The upper portion of the Old Spanish Trail travels through private land. To accommodate parking the trailhead is located about half a mile from the trail. If you turn south from highway 50 onto 28 1/2 road you will see the first sign pointing you towards the parking area. Stay on 28 1/2 road as it jogs to the left and then once again to the right. From the parking area it is pretty easy to follow the signs for the Old Spanish Trail through the neighborhood.


There are 8 different groups listed on the sign. This must be the most sponsored trail in the valley.


Follow the gravel path that angles towards the southwest and runs between some houses and a tree farm. When you reach Valley View Drive follow it to Sunlight Drive. Sunlight Drive will lead you to the beginning of the trail.


The next section of trail is bordered by a coral pole fence.


At the 1.1 mile mark you reach the high point of the trail at 4880 feet. Nothing but barren open adobe clay lays before you.


At 2.8 miles you come to the junction with the Gunnison Bluffs trail. Take the left fork to reach the lower trailhead.

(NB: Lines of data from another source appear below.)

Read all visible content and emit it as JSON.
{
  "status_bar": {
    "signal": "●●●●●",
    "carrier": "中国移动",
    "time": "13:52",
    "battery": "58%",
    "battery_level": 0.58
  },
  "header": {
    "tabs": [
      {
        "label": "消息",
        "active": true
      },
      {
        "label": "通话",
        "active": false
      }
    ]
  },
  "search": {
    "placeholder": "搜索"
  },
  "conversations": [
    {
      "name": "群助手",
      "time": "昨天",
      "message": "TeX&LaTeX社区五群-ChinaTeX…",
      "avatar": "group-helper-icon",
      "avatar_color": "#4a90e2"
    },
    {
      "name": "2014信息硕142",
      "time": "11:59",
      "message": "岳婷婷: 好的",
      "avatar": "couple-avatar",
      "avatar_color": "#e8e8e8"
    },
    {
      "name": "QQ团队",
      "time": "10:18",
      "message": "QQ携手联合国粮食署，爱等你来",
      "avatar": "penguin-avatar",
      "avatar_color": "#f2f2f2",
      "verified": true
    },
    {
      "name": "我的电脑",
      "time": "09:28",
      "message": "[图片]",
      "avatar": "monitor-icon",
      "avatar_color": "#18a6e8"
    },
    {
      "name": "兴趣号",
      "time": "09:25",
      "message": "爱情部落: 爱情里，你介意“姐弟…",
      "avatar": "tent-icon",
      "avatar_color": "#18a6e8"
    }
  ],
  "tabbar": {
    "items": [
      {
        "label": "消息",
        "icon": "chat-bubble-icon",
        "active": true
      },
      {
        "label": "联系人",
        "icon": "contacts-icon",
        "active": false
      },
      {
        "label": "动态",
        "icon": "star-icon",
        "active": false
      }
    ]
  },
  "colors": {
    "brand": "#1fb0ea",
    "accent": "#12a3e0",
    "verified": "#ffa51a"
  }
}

On this route the lower trailhead is 5 miles from the upper trailhead. A good alternative route back to the upper trailhead can be taken by continuing on past the parking area on the Gunnison Bluffs trail.


The trail loops around to the west and parallels the Gunnison river for several miles before rejoining the Old Spanish Trail about 8 miles from where you began. It is 2.8 miles from here to the trailhead on Orchard Mesa. The Old Spanish trail gets a lot of use from hikers, mountain bikers, joggers, equestrians and people that want to take their dog to a place where it can run loose and get some exercise. During the winter months deer, coyotes and eagles can be observed in the Gunnison Bluffs area. Even though Fathers Dominguez and Escalante never traveled this route there are several rock shelters with miniature corn cobs nearby that indicate that Indians dating back to the Archaic period once lived and hunted here. There is also a wall that may have been part of a Spanish defensive position or perhaps a pueblo. It would take an archaeologist to find the answer. If you would like to see it for yourself then all you have to do is 'Take a hike'.